This isn't the only debate website! Here are some other great resources to help with your journey to learn about PF.
PF Videos Youtube channel
PF Videos is probably the single best channel for PF debate. It compiles round recordings and videos from top debate tournaments across the country, for you to watch at home.
Beyond Resolved educational resources
Not only does Beyond Resolved do tons of great services for the community, raising awareness and hosting events and whatnot, this educational resources page is great. It compiles a lot of other resources and links to their Youtube channel, which also has a ton of helpful resources. Some of the additional links they've got are mentioned here as well just because of how useful they are.
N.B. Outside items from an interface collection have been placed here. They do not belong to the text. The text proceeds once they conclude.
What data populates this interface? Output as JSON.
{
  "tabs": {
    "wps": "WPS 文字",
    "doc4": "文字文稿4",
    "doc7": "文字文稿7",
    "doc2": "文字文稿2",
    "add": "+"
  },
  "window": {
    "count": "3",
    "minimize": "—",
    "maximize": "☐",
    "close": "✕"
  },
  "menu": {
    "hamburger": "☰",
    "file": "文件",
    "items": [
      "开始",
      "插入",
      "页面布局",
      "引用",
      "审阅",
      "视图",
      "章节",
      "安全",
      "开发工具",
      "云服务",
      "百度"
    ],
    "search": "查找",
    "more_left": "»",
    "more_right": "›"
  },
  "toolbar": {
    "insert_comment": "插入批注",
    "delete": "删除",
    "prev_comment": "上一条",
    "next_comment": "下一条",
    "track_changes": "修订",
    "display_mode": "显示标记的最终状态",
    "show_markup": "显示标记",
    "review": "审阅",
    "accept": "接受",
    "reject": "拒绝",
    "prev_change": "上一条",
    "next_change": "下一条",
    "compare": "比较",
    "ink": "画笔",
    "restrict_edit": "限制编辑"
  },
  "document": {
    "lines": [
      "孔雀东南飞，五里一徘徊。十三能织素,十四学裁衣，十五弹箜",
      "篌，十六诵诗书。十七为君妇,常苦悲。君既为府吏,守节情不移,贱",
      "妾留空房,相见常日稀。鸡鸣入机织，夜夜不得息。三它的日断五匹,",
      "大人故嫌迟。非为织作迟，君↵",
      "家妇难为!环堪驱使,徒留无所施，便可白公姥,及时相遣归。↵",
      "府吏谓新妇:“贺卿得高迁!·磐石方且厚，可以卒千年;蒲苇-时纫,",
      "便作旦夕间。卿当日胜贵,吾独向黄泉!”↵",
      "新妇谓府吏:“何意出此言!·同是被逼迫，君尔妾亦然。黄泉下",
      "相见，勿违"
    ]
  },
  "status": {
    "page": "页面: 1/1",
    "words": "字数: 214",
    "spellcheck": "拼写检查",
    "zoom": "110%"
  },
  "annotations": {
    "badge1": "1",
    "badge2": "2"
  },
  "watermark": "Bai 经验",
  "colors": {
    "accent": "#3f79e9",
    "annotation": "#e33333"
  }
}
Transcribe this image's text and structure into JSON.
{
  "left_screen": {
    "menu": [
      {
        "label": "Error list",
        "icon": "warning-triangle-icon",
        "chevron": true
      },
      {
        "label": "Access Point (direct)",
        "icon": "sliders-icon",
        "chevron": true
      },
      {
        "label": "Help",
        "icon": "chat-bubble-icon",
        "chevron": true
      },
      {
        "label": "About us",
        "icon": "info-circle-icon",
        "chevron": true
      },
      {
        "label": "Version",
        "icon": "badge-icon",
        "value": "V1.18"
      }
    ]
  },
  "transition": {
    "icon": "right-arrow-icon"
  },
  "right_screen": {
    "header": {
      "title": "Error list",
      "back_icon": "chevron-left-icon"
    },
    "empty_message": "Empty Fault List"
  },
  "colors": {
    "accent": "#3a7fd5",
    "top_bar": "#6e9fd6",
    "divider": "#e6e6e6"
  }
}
This is a very helpful website where former (and current!) debaters post their cases and blocks online for people to see, after at topic has ended. This can help you see how the very best teams make arguments, organize their files, and prepare for the topics that you may have debated yourself. As you improve, even if you think you're not "good enough," you should strongly consider posting your own prep too. It has basically no downside, and someone might really be helped out by what you can bring to the table.
This is an instructional website that focuses specifically on "progressive" or "policy-style" arguments in PF debate. It has a ton of in-depth explanations about the trends that you might see in national circuit tournaments, or in Texas. I highly recommend it if you want to learn more about more technical argumentation that you or your opponents may use in the future.
Debate Theory Library
This is a compilation of debate theory resources and pages. (PFers, don't be worried - it's not the "A is the interp" type of theory.) While many are in the context of policy and parliamentary debate, the ideas are still applicable to PF. As you debate more, you'll notice a lot of the structures of arguments are the same, and these articles should help you understand those basic structures and concepts much more effectively. Perhaps you'll find that there's a name for and literature behind a concept you implicitly knew existed!